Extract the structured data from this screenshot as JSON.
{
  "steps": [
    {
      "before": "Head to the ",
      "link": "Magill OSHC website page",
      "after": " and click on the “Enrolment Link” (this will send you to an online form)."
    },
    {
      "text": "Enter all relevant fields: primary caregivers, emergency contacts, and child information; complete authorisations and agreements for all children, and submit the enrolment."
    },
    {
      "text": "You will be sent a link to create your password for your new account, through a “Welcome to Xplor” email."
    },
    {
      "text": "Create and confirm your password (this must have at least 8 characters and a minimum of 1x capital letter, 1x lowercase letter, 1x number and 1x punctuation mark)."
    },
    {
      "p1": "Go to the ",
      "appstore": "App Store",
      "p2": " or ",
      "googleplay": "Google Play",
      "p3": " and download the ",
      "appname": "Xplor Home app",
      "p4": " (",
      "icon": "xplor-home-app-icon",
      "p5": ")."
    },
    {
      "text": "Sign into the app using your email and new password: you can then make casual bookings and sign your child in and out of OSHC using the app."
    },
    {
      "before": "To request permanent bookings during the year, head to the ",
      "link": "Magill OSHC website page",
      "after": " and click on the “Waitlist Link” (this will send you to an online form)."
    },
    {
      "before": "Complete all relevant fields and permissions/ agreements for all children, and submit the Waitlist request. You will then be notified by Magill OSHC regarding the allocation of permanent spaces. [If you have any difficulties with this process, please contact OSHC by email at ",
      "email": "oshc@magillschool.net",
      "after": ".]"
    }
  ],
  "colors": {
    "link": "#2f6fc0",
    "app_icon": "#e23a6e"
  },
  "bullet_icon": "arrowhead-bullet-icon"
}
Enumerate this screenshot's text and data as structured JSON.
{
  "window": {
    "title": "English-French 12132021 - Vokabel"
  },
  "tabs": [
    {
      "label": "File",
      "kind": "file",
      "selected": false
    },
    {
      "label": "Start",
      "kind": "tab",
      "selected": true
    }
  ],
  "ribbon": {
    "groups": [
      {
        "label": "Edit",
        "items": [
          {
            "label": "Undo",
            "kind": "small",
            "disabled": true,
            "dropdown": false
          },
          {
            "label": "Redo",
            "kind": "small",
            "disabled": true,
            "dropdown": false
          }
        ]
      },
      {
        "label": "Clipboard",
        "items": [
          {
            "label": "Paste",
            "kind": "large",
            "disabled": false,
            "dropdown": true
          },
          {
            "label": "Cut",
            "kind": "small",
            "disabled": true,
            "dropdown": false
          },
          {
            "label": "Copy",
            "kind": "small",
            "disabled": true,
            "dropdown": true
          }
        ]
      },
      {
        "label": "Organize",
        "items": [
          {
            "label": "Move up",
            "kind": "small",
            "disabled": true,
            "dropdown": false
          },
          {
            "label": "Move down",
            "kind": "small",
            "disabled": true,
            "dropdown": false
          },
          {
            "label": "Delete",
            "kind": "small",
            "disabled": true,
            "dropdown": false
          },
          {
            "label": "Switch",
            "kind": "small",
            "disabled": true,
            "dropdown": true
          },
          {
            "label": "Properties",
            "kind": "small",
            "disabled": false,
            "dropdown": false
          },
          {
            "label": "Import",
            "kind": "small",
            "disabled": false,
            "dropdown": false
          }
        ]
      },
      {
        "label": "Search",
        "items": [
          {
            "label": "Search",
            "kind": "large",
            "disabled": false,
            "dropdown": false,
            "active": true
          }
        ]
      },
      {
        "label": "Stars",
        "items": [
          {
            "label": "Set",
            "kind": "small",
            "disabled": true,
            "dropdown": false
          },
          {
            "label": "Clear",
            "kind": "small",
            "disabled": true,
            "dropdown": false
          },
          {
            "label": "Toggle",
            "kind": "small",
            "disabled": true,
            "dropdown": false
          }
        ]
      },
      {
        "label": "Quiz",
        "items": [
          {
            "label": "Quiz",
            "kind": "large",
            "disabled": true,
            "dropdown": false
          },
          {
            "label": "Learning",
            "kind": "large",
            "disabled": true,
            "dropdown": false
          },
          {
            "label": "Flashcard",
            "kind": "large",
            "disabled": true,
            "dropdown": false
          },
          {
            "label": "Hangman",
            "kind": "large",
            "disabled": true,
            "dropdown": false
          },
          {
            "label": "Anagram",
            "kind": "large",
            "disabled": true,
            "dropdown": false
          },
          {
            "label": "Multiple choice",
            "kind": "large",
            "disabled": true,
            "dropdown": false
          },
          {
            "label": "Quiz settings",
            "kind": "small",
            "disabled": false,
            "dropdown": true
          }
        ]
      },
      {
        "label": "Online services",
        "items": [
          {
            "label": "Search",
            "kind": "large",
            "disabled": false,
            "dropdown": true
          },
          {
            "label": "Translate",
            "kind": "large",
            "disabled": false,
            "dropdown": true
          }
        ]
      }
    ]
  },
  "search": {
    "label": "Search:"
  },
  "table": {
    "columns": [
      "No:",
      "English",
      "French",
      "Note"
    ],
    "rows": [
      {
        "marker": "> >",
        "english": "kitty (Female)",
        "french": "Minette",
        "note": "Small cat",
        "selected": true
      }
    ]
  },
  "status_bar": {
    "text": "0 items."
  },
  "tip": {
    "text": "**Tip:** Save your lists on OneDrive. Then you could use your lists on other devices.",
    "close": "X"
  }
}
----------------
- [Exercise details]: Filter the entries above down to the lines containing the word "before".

- [Answer to this task]:
      "before": "Head to the ",
      "before": "To request permanent bookings during the year, head to the ",
      "before": "Complete all relevant fields and permissions/ agreements for all children, and submit the Waitlist request. You will then be notified by Magill OSHC regarding the allocation of permanent spaces. [If you have any difficulties with this process, please contact OSHC by email at ",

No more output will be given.